Git Submodules, the Forbidden Art

So git submodules aren’t really all that complicated, but because they’re wrapped in mystery and intrigue (much like rebase and reflog), they tend to be a bit less well understood. As any long-time readers of this blog will immediately guess, I’m going to say that’s mostly because submodules are merely unfamiliar, rather than being complicated. […]

TechEd and IP Addresses

I’m starting to move more into the area of tech-focused micromaterials, and this is part of a large shift towards a focus on TechEd. Does that term already exist? I googled around a bunch and couldn’t find any association with the way I’m using it, so I’m just gonna keep using it until somebody is […]

Computers like words too!

This isn’t about a micromaterial per se, but more about the data used to create micromaterials. I was reading an excellent blog post about word lists, and wondered how many of them were accessible in formats other than excel spreadsheets. I soon found out that a lot of them were actually in pdfs (notoriously difficult to […]

A Visual Math Micromaterial

mathbuffet.party Thinking about different ways to manifest micromaterials, I decided to make one that would have helped me a bunch, back when I was learning about simple linear equations. The definition of a linear equation: y = mx + b is simple enough…but what does it really mean? Understanding that the “m” is equal to […]

Rhyme Time (even offline)!

source code on github Finally! Back to my roots of language-based micromaterials! During a perhaps unwise move to completely change stacks, deployment pipelines, and other fun technical stuff, my ability to work on new micromaterials like this slowed down for a bit, but I’m hoping to be back to adding to the growing list of […]

You Too Can Be A Git Night King!

Who doesn’t love bringing things back to life?!?! Now my third non-language micromaterial, this one focuses on recovering a deleted local branch in git.

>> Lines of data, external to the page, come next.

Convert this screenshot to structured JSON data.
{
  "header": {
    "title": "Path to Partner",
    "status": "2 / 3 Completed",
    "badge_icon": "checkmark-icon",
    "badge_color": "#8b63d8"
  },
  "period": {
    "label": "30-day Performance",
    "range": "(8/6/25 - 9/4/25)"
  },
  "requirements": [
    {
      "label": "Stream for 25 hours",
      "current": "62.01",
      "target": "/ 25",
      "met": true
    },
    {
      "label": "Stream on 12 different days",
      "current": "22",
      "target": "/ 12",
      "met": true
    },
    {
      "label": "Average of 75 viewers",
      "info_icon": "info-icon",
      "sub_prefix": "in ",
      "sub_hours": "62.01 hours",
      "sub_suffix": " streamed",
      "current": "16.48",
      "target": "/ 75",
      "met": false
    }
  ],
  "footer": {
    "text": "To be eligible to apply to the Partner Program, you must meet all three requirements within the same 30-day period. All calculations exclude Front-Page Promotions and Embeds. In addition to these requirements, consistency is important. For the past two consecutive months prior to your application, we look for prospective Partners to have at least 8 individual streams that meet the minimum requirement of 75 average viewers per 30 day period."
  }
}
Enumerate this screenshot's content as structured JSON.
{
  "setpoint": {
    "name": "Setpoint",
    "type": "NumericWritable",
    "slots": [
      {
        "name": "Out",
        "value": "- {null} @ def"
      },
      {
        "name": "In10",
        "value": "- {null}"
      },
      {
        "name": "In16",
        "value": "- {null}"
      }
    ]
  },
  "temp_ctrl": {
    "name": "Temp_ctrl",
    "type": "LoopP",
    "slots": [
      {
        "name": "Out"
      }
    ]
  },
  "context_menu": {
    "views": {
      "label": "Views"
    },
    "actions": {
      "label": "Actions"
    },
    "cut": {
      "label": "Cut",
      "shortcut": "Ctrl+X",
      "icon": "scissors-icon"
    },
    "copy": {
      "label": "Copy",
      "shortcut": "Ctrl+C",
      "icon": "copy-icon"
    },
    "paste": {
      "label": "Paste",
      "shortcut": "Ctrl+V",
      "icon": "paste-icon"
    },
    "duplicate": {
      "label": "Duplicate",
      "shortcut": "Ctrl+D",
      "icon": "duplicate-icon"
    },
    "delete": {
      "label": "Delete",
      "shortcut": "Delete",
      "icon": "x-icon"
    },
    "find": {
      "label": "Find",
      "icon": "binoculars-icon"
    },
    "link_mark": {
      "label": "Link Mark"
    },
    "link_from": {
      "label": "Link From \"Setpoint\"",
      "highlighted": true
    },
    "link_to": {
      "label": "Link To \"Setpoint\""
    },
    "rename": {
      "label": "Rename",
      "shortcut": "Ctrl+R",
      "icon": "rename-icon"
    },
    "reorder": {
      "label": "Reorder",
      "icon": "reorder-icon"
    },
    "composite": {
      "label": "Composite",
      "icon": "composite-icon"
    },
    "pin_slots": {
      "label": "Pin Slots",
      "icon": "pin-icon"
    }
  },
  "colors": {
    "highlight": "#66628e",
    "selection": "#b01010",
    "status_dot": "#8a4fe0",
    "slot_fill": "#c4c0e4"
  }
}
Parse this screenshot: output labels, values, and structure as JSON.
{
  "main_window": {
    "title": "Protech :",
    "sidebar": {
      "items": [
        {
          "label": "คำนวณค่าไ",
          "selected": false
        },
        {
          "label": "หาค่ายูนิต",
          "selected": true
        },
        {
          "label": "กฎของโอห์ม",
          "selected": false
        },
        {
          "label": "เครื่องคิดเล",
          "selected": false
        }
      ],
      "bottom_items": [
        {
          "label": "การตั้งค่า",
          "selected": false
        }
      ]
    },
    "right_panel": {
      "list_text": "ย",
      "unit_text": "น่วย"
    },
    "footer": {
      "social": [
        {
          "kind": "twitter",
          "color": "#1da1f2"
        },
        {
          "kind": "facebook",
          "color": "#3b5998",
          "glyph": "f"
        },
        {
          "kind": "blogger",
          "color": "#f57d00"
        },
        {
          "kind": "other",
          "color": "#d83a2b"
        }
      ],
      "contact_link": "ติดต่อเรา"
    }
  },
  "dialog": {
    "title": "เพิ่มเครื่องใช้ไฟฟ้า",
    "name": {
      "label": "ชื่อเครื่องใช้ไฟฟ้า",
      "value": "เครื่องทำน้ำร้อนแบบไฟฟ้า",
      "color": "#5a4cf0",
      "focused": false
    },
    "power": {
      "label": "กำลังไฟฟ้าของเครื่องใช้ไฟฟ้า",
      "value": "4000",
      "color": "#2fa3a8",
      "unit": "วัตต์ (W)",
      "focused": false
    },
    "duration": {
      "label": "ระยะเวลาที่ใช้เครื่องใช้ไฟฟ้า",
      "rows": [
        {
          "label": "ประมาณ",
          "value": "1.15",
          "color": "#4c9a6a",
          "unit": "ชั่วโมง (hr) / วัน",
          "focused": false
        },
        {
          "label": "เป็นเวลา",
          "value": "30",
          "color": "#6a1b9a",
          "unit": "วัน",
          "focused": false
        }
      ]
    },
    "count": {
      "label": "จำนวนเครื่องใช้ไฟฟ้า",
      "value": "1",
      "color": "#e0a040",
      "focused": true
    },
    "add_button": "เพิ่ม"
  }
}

Essentially if you have some work that you’ve completed and pushed somewhere remotely (or it’s stored on someone else’s computer), then you can always get a copy of the work back. […]